- Opening Delimiter -
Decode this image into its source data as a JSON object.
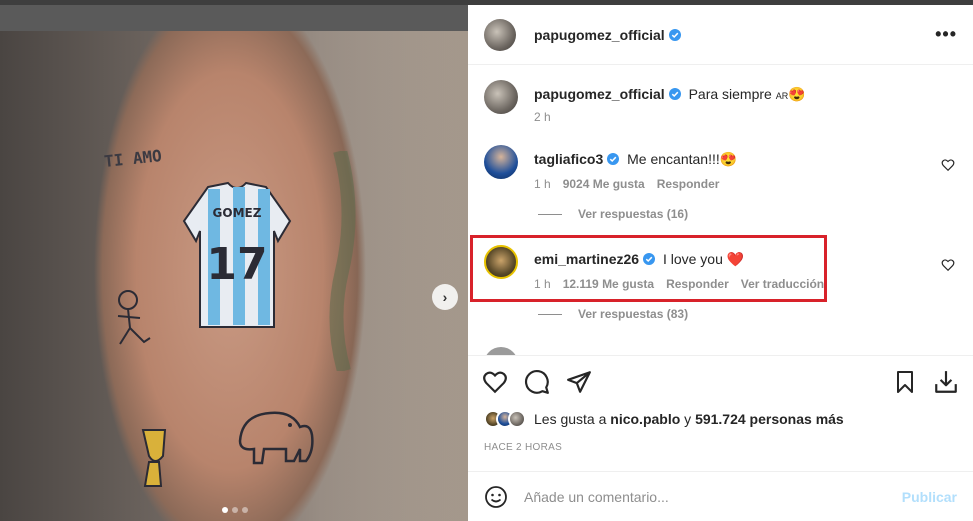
{
  "post": {
    "username": "papugomez_official",
    "more_label": "•••"
  },
  "caption": {
    "username": "papugomez_official",
    "text": "Para siempre",
    "flag": "AR",
    "emoji": "😍",
    "time": "2 h"
  },
  "comments": [
    {
      "username": "tagliafico3",
      "text": "Me encantan!!!",
      "emoji": "😍",
      "time": "1 h",
      "likes": "9024 Me gusta",
      "reply": "Responder",
      "view_replies": "Ver respuestas (16)"
    },
    {
      "username": "emi_martinez26",
      "text": "I love you",
      "emoji": "❤️",
      "time": "1 h",
      "likes": "12.119 Me gusta",
      "reply": "Responder",
      "translate": "Ver traducción",
      "view_replies": "Ver respuestas (83)"
    }
  ],
  "likes_summary": {
    "prefix": "Les gusta a",
    "user": "nico.pablo",
    "connector": "y",
    "count": "591.724 personas más"
  },
  "time_ago": "HACE 2 HORAS",
  "add_comment": {
    "placeholder": "Añade un comentario...",
    "post_label": "Publicar"
  },
  "photo": {
    "dots_total": 3,
    "dot_active": 1,
    "jersey_name": "GOMEZ",
    "jersey_number": "17",
    "tattoo_text": "TI AMO"
  },
  "colors": {
    "verified": "#3897f0",
    "highlight": "#d8222a",
    "post_button": "#b2dffc"
  }
}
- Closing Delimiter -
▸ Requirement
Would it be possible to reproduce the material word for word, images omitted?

▸ Task solution
Decode this image into its source data as a JSON object.
{
  "post": {
    "username": "papugomez_official",
    "more_label": "•••"
  },
  "caption": {
    "username": "papugomez_official",
    "text": "Para siempre",
    "flag": "AR",
    "emoji": "😍",
    "time": "2 h"
  },
  "comments": [
    {
      "username": "tagliafico3",
      "text": "Me encantan!!!",
      "emoji": "😍",
      "time": "1 h",
      "likes": "9024 Me gusta",
      "reply": "Responder",
      "view_replies": "Ver respuestas (16)"
    },
    {
      "username": "emi_martinez26",
      "text": "I love you",
      "emoji": "❤️",
      "time": "1 h",
      "likes": "12.119 Me gusta",
      "reply": "Responder",
      "translate": "Ver traducción",
      "view_replies": "Ver respuestas (83)"
    }
  ],
  "likes_summary": {
    "prefix": "Les gusta a",
    "user": "nico.pablo",
    "connector": "y",
    "count": "591.724 personas más"
  },
  "time_ago": "HACE 2 HORAS",
  "add_comment": {
    "placeholder": "Añade un comentario...",
    "post_label": "Publicar"
  },
  "photo": {
    "dots_total": 3,
    "dot_active": 1,
    "jersey_name": "GOMEZ",
    "jersey_number": "17",
    "tattoo_text": "TI AMO"
  },
  "colors": {
    "verified": "#3897f0",
    "highlight": "#d8222a",
    "post_button": "#b2dffc"
  }
}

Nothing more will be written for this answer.